[flv:http://bitcast-a.bitgravity.com/slashfilm/trailers/danceflick.flv 470 264]
Watch the trailer in High Definition on Myspace. Dance Flick hits theaters on February 6th 2009.
Posted on Wednesday, November 12th, 2008 by Peter Sciretta
I’ve decided to make “Worst Idea Ever” a regular feature since it appears that the Hollywood movie studios are in a never-ending race to see who can greenlight the worst of the worst ideas.
Ridley Scott is now OFFICIALLY attached to direct a big screen movie based on Hasbro’s popular board game Monopoly. Corpse Bride/Monster House scribe Pamela Pettler has been hired to write the script. Scott had been developing the project with plans to produce since June 2007.
The Hollywood Reporter claims that Scott plans to give the film “a futuristic sheen along the lines of his iconic Blade Runner,” but back in August 2007 Scott told the LA Times that it “ought to be humorous and for the family”. Scott explained that the humor will come out of the drastic changes in economic class, “particularly when your uncle suddenly gets [Park Place]” … “You watch people change. You’re witness to Jekyll and Hyde. Somewhere in that is a hysterically amusing and I think rather exciting film.”
I know that Scott’s recent filmography hasn’t been “amazing” (American Gangster is overrated), but this is the guy who directed Alien, Blade Runner and Gladiator. What is a guy of that caliber doing directing a family comedy based on a board game? Seriously!

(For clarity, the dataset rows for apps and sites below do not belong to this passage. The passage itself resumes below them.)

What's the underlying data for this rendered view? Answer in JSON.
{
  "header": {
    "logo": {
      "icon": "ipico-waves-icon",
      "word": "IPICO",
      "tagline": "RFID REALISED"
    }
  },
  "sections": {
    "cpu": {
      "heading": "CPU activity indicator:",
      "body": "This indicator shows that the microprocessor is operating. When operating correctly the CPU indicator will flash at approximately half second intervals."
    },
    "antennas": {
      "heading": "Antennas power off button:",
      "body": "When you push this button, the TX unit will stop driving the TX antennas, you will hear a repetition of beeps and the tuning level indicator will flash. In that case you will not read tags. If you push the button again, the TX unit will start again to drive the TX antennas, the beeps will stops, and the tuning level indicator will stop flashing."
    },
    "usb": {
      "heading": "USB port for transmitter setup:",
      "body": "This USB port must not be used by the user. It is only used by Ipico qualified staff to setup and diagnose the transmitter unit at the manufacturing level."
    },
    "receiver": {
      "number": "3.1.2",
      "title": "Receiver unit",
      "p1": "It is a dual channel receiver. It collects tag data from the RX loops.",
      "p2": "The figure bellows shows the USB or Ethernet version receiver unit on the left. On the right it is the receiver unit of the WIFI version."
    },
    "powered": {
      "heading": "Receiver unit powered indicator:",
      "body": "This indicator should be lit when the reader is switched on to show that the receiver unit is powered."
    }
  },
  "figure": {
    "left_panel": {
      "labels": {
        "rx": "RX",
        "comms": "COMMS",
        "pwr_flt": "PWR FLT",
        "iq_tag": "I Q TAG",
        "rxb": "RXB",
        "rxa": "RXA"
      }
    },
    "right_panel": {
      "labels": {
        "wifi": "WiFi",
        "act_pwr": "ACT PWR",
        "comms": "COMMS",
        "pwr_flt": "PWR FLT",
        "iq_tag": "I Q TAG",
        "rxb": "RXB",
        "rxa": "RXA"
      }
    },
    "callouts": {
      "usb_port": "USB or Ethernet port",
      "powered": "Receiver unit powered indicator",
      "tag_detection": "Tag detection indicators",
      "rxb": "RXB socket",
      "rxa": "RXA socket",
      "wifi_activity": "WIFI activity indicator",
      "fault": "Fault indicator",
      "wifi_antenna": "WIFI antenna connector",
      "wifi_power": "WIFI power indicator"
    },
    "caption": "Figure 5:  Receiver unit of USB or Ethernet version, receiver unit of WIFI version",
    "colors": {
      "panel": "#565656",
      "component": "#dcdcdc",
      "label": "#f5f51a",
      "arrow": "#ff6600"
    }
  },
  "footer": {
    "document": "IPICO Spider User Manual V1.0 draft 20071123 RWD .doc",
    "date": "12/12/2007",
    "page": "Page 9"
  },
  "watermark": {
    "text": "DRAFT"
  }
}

The answer is: GI Jane. Some of you might not remember, but Ridley Scott was also behind the atrocity that was GI Jane. I’m sure that Monopoly movie will be Scott’s huge clunker of this decade.